Assignment: Go through the entries one line at a time, and gather every line that has the word "content".

Input START

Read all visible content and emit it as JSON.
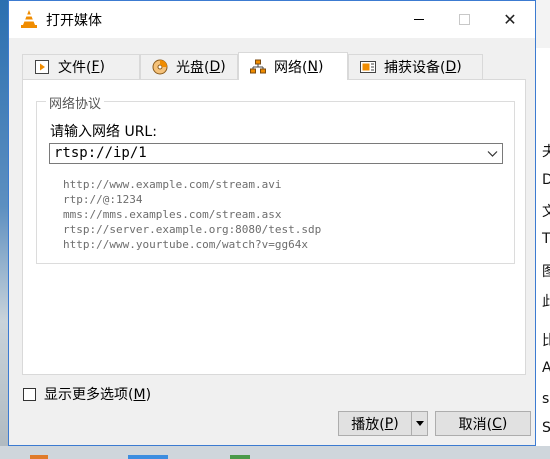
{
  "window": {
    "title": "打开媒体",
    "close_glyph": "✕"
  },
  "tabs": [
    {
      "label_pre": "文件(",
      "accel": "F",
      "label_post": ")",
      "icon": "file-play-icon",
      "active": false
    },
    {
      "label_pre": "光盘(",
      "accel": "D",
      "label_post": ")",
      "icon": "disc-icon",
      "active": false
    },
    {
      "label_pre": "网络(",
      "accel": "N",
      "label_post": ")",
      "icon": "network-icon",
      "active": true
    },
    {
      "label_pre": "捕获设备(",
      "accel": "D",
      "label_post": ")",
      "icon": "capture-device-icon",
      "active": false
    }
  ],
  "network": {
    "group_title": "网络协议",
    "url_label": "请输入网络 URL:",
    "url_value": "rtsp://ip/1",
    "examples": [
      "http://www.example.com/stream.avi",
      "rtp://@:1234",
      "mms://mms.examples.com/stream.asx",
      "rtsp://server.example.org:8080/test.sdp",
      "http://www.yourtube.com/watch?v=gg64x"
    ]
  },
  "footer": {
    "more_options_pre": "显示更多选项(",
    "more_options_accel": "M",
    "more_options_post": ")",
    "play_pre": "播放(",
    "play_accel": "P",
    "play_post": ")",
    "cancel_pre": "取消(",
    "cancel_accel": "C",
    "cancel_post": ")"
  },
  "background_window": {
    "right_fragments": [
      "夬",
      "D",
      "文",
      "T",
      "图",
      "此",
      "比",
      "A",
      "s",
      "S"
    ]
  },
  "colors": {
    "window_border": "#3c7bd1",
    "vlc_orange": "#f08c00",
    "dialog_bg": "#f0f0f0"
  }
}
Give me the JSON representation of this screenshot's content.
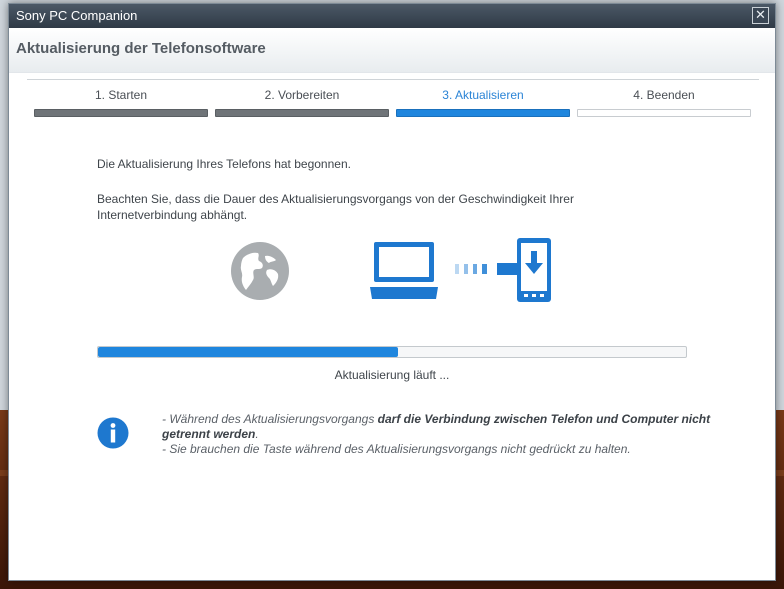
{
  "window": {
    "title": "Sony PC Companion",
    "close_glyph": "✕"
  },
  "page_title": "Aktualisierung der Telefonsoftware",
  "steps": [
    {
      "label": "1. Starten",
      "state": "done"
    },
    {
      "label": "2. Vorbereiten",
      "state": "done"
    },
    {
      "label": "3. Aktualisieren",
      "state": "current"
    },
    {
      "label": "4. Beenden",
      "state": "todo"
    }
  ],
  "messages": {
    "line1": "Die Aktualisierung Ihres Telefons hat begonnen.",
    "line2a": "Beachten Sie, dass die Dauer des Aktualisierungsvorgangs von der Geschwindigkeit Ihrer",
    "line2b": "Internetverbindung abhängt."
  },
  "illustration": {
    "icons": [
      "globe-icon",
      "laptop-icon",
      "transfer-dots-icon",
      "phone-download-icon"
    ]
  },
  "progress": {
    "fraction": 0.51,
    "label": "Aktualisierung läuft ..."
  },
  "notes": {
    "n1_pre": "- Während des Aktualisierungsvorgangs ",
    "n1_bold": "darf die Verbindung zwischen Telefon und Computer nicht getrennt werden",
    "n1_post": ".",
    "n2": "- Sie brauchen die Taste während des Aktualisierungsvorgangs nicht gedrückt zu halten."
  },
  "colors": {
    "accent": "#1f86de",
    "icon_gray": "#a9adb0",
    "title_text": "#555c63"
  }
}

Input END

Response area:
Read all visible content and emit it as JSON.
Give me the JSON representation of this screenshot's content.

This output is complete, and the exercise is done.